Of course, every once in a while, you are perfectly entitled to take a step back and do a quick and rough assessment of the respective psychic contributions of each of you to your relationship. (If doing this, it is vital that you recognise that there are an almost infinite number of ways that a psychic contribution can be made to a relationship, so you should not just be looking at compliments and thanks when conducting your assessment – really anything that either of you does that contributes to your relationship as a partnership has to be included in the assessment.) If there is a severe ongoing imbalance, you might need to consider whether remaining in the relationship is the best thing for you.
If you are having a difficult discussion with your partner, and it seems to you that is heading off into a sort of negativity that is going to be difficult to come back from, if possible try to say or do something that defuses the situation. Easier said than done, I know. Professor Gottman refers to attempting to defuse situations as “repairing” them.
Of course, in recommending that you try to repair a discussion, I am not suggesting that you should back off from any position that you are putting forward.
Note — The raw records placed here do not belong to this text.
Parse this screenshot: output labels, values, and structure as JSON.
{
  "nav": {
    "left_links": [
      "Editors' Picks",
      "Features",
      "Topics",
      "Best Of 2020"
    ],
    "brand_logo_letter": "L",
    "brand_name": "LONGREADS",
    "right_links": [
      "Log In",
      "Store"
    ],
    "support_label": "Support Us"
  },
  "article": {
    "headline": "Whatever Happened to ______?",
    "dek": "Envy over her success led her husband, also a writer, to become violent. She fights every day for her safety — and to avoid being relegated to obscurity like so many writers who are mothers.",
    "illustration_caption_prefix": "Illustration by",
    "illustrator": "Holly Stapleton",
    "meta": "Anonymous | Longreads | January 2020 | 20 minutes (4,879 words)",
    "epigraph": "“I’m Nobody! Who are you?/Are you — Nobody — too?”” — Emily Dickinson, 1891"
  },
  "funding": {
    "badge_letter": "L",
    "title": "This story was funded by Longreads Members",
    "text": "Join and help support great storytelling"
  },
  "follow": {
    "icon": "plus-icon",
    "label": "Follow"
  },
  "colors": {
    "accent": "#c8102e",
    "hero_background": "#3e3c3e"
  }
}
Rather, if it looks as if trying to get acceptance of that position directly is going to be a problem, repairing means putting things on hold for a moment. Doing that might enable you to come up with another way of putting your position forward that might have a better chance of success than the approach that you were previously trying.
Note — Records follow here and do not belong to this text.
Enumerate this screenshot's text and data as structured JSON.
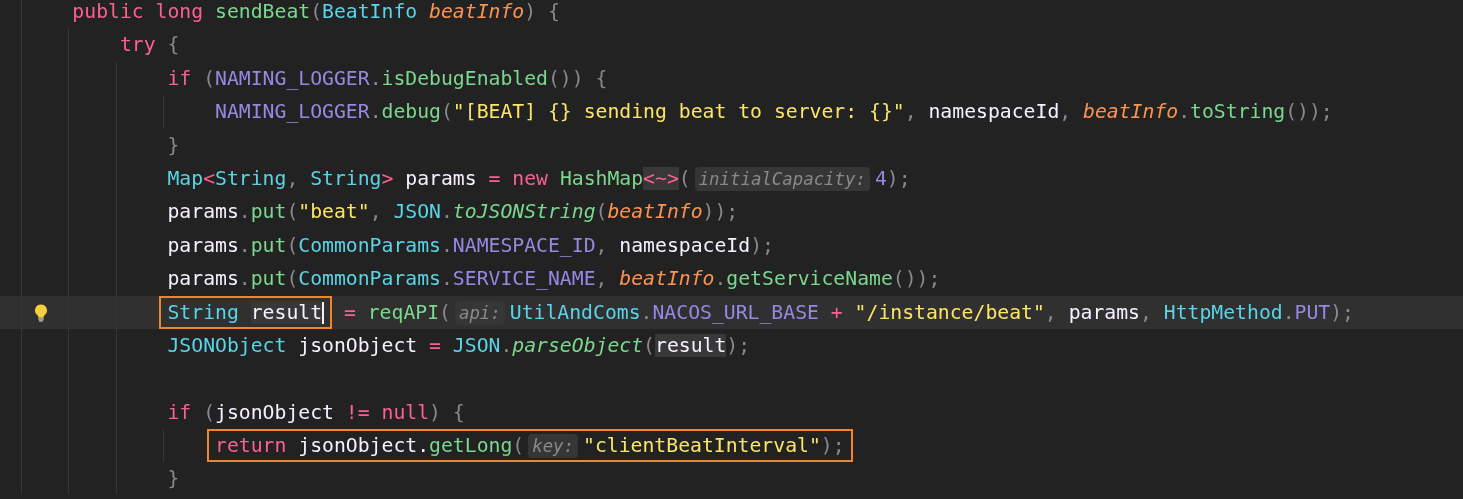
{
  "lines": [
    {
      "current": false,
      "tokens": [
        {
          "kind": "keyword",
          "text": "public "
        },
        {
          "kind": "keyword",
          "text": "long "
        },
        {
          "kind": "function",
          "text": "sendBeat"
        },
        {
          "kind": "punct",
          "text": "("
        },
        {
          "kind": "type",
          "text": "BeatInfo "
        },
        {
          "kind": "param",
          "text": "beatInfo"
        },
        {
          "kind": "punct",
          "text": ") {"
        }
      ],
      "children": [
        {
          "current": false,
          "tokens": [
            {
              "kind": "keyword",
              "text": "try "
            },
            {
              "kind": "punct",
              "text": "{"
            }
          ],
          "children": [
            {
              "current": false,
              "tokens": [
                {
                  "kind": "keyword",
                  "text": "if "
                },
                {
                  "kind": "punct",
                  "text": "("
                },
                {
                  "kind": "constant",
                  "text": "NAMING_LOGGER"
                },
                {
                  "kind": "punct",
                  "text": "."
                },
                {
                  "kind": "function",
                  "text": "isDebugEnabled"
                },
                {
                  "kind": "punct",
                  "text": "()) {"
                }
              ],
              "children": [
                {
                  "current": false,
                  "tokens": [
                    {
                      "kind": "constant",
                      "text": "NAMING_LOGGER"
                    },
                    {
                      "kind": "punct",
                      "text": "."
                    },
                    {
                      "kind": "function",
                      "text": "debug"
                    },
                    {
                      "kind": "punct",
                      "text": "("
                    },
                    {
                      "kind": "string",
                      "text": "\"[BEAT] {} sending beat to server: {}\""
                    },
                    {
                      "kind": "punct",
                      "text": ", "
                    },
                    {
                      "kind": "plain",
                      "text": "namespaceId"
                    },
                    {
                      "kind": "punct",
                      "text": ", "
                    },
                    {
                      "kind": "param",
                      "text": "beatInfo"
                    },
                    {
                      "kind": "punct",
                      "text": "."
                    },
                    {
                      "kind": "function",
                      "text": "toString"
                    },
                    {
                      "kind": "punct",
                      "text": "());"
                    }
                  ]
                }
              ]
            },
            {
              "current": false,
              "tokens": [
                {
                  "kind": "punct",
                  "text": "}"
                }
              ]
            },
            {
              "current": false,
              "tokens": [
                {
                  "kind": "type",
                  "text": "Map"
                },
                {
                  "kind": "operator",
                  "text": "<"
                },
                {
                  "kind": "type",
                  "text": "String"
                },
                {
                  "kind": "punct",
                  "text": ", "
                },
                {
                  "kind": "type",
                  "text": "String"
                },
                {
                  "kind": "operator",
                  "text": "> "
                },
                {
                  "kind": "plain",
                  "text": "params "
                },
                {
                  "kind": "operator",
                  "text": "= "
                },
                {
                  "kind": "keyword",
                  "text": "new "
                },
                {
                  "kind": "function",
                  "text": "HashMap"
                },
                {
                  "kind": "operator",
                  "text": "<~>",
                  "shaded": true
                },
                {
                  "kind": "punct",
                  "text": "("
                },
                {
                  "kind": "hint",
                  "text": "initialCapacity:"
                },
                {
                  "kind": "number",
                  "text": "4"
                },
                {
                  "kind": "punct",
                  "text": ");"
                }
              ]
            },
            {
              "current": false,
              "tokens": [
                {
                  "kind": "plain",
                  "text": "params"
                },
                {
                  "kind": "punct",
                  "text": "."
                },
                {
                  "kind": "function",
                  "text": "put"
                },
                {
                  "kind": "punct",
                  "text": "("
                },
                {
                  "kind": "string",
                  "text": "\"beat\""
                },
                {
                  "kind": "punct",
                  "text": ", "
                },
                {
                  "kind": "type",
                  "text": "JSON"
                },
                {
                  "kind": "punct",
                  "text": "."
                },
                {
                  "kind": "static",
                  "text": "toJSONString"
                },
                {
                  "kind": "punct",
                  "text": "("
                },
                {
                  "kind": "param",
                  "text": "beatInfo"
                },
                {
                  "kind": "punct",
                  "text": "));"
                }
              ]
            },
            {
              "current": false,
              "tokens": [
                {
                  "kind": "plain",
                  "text": "params"
                },
                {
                  "kind": "punct",
                  "text": "."
                },
                {
                  "kind": "function",
                  "text": "put"
                },
                {
                  "kind": "punct",
                  "text": "("
                },
                {
                  "kind": "type",
                  "text": "CommonParams"
                },
                {
                  "kind": "punct",
                  "text": "."
                },
                {
                  "kind": "constant",
                  "text": "NAMESPACE_ID"
                },
                {
                  "kind": "punct",
                  "text": ", "
                },
                {
                  "kind": "plain",
                  "text": "namespaceId"
                },
                {
                  "kind": "punct",
                  "text": ");"
                }
              ]
            },
            {
              "current": false,
              "tokens": [
                {
                  "kind": "plain",
                  "text": "params"
                },
                {
                  "kind": "punct",
                  "text": "."
                },
                {
                  "kind": "function",
                  "text": "put"
                },
                {
                  "kind": "punct",
                  "text": "("
                },
                {
                  "kind": "type",
                  "text": "CommonParams"
                },
                {
                  "kind": "punct",
                  "text": "."
                },
                {
                  "kind": "constant",
                  "text": "SERVICE_NAME"
                },
                {
                  "kind": "punct",
                  "text": ", "
                },
                {
                  "kind": "param",
                  "text": "beatInfo"
                },
                {
                  "kind": "punct",
                  "text": "."
                },
                {
                  "kind": "function",
                  "text": "getServiceName"
                },
                {
                  "kind": "punct",
                  "text": "());"
                }
              ]
            },
            {
              "current": true,
              "lightbulb": true,
              "tokens": [
                {
                  "kind": "frame",
                  "tokens": [
                    {
                      "kind": "type",
                      "text": "String "
                    },
                    {
                      "kind": "plain",
                      "text": "result",
                      "shaded": true
                    },
                    {
                      "kind": "caret"
                    }
                  ]
                },
                {
                  "kind": "operator",
                  "text": " = "
                },
                {
                  "kind": "function",
                  "text": "reqAPI"
                },
                {
                  "kind": "punct",
                  "text": "("
                },
                {
                  "kind": "hint",
                  "text": "api:"
                },
                {
                  "kind": "type",
                  "text": "UtilAndComs"
                },
                {
                  "kind": "punct",
                  "text": "."
                },
                {
                  "kind": "constant",
                  "text": "NACOS_URL_BASE "
                },
                {
                  "kind": "operator",
                  "text": "+ "
                },
                {
                  "kind": "string",
                  "text": "\"/instance/beat\""
                },
                {
                  "kind": "punct",
                  "text": ", "
                },
                {
                  "kind": "plain",
                  "text": "params"
                },
                {
                  "kind": "punct",
                  "text": ", "
                },
                {
                  "kind": "type",
                  "text": "HttpMethod"
                },
                {
                  "kind": "punct",
                  "text": "."
                },
                {
                  "kind": "constant",
                  "text": "PUT"
                },
                {
                  "kind": "punct",
                  "text": ");"
                }
              ]
            },
            {
              "current": false,
              "tokens": [
                {
                  "kind": "type",
                  "text": "JSONObject "
                },
                {
                  "kind": "plain",
                  "text": "jsonObject "
                },
                {
                  "kind": "operator",
                  "text": "= "
                },
                {
                  "kind": "type",
                  "text": "JSON"
                },
                {
                  "kind": "punct",
                  "text": "."
                },
                {
                  "kind": "static",
                  "text": "parseObject"
                },
                {
                  "kind": "punct",
                  "text": "("
                },
                {
                  "kind": "plain",
                  "text": "result",
                  "shaded": true
                },
                {
                  "kind": "punct",
                  "text": ");"
                }
              ]
            },
            {
              "current": false
            },
            {
              "current": false,
              "tokens": [
                {
                  "kind": "keyword",
                  "text": "if "
                },
                {
                  "kind": "punct",
                  "text": "("
                },
                {
                  "kind": "plain",
                  "text": "jsonObject "
                },
                {
                  "kind": "operator",
                  "text": "!= "
                },
                {
                  "kind": "keyword",
                  "text": "null"
                },
                {
                  "kind": "punct",
                  "text": ") {"
                }
              ],
              "children": [
                {
                  "current": false,
                  "tokens": [
                    {
                      "kind": "frame",
                      "tokens": [
                        {
                          "kind": "keyword",
                          "text": "return "
                        },
                        {
                          "kind": "plain",
                          "text": "jsonObject."
                        },
                        {
                          "kind": "function",
                          "text": "getLong"
                        },
                        {
                          "kind": "punct",
                          "text": "("
                        },
                        {
                          "kind": "hint",
                          "text": "key:"
                        },
                        {
                          "kind": "string",
                          "text": "\"clientBeatInterval\""
                        },
                        {
                          "kind": "punct",
                          "text": ");"
                        }
                      ]
                    }
                  ]
                }
              ]
            },
            {
              "current": false,
              "tokens": [
                {
                  "kind": "punct",
                  "text": "}"
                }
              ]
            }
          ]
        }
      ]
    }
  ]
}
Most of the tips I mentioned at item 3 (Try to be as positive as possible) can also be useful when trying to repair a discussion, or to approaching an issue from a different direction.
Unfortunately the concept of repairing a situation is of limited use if there is an issue of importance between you and your partner on which you are diametrically opposed, and which can only be decided one way or the other. These issues have to be dealt with. If a bullet has to be bitten, bite it ! It is unhealthy to your relationship if an issue like this keeps getting put off.
The trick is to try to deal with the issue as soon as possible and as calmly and rationally as possible. That involves fully exploring all of the arguments for and against each option, and how you will each be affected by each option, and each of you understanding and acknowledging how you will each be affected by each option.
Issues such as this will test your liking and respect for each other to the limit. They are why I say elsewhere that like and respect are vital to the health of a relationship. And, of course, if there is love, that might also be severely tested.